3. An outline or summary in document form: "The contractor presented written capitulations as to what he would do for the apartment owner."
2. A description of a document containing the terms of surrender.
3. An enumeration of the main parts of a subject; a summary.
2. A precinct commander in a police or fire department, usually ranking above a lieutenant and below a chief.
3. The designated leader of a team or crew in sports: "The captain of the football team gave his players the signals for the next play."
4. A commissioned rank in the U.S. Army, Air Force, or Marine Corps that is above first lieutenant and below a major: "The captain ordered his men to fire their weapons."
5. A commissioned rank in the U.S. Navy or Coast Guard that is above commander and below commodore.
6. A figure in the forefront; a leader: "He was considered a captain of industry."
7. Someone who supervises or directs the work of others; especially, a district official for a political party or a restaurant employee who is in charge of the waiters and usually attends to the seating of customers at tables.
8. Etymology: a person who stands at the head of others", from Old French capitaine, from Late Latin capitaneus, "chief, prominent"; from Latin caput.
2. A district or area administered by a captain.
3. The ability of a captain; captainship.
2. Humans when they are considered contemptuously or as a mob.
2. A special period or sequence of events; such as, in history or a person's life: "Some say that air travel opened a new chapter in modern transportation."
3. A local branch of an organization; such as, a club or fraternity: "The New York chapter of the organization is allowing new members to enroll this time."

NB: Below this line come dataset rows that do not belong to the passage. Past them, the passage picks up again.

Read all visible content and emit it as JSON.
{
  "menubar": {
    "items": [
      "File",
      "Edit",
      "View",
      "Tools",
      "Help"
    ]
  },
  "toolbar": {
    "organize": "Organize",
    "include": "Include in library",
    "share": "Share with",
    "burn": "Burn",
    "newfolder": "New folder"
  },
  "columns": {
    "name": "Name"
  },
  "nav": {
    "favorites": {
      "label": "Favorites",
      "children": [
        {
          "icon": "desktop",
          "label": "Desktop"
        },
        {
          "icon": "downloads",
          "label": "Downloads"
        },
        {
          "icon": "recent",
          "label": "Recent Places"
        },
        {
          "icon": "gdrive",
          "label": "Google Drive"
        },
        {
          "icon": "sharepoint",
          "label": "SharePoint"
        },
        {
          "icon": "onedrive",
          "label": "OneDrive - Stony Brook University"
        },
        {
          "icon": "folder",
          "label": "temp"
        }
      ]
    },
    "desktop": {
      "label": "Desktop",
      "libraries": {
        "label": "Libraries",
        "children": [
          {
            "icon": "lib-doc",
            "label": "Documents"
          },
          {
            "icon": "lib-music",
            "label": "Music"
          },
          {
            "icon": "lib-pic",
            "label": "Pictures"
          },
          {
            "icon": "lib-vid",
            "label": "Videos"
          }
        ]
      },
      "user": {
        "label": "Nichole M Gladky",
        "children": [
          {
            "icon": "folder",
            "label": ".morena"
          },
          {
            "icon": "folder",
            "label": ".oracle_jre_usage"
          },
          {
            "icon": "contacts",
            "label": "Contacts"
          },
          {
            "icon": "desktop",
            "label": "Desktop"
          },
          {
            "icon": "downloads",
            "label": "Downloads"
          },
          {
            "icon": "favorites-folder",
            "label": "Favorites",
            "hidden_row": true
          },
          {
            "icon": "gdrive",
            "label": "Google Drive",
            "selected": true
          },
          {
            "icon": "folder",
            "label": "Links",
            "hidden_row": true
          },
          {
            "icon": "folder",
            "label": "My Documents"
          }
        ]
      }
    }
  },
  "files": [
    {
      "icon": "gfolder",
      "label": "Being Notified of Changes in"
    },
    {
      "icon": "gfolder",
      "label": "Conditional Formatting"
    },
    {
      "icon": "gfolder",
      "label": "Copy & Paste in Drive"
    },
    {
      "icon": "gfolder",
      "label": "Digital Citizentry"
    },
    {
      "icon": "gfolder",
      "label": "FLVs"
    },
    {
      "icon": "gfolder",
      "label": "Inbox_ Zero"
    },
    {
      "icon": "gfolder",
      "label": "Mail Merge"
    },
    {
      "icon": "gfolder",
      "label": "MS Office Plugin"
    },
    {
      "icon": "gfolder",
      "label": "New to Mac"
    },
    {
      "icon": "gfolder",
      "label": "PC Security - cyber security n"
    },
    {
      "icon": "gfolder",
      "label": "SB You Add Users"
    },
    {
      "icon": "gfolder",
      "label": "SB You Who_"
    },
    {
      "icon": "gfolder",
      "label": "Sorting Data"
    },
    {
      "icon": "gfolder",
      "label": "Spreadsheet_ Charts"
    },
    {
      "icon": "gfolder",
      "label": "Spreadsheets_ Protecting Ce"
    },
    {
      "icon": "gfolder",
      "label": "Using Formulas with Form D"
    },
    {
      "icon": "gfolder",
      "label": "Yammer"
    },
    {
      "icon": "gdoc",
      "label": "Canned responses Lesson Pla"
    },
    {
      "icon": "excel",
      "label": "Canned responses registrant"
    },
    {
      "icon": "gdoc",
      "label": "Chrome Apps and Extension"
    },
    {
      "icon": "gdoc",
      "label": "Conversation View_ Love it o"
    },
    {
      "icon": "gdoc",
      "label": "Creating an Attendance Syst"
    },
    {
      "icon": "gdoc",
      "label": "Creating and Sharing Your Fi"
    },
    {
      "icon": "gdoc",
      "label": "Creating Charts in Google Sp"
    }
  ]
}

"Rena's father willed her all of his 'goods and chattels' including the tools that he used over the years as a carpenter."2. Etymology: chattel comes from Medieval Latin capital, "property"; from which English has also inherited capital, and cattle."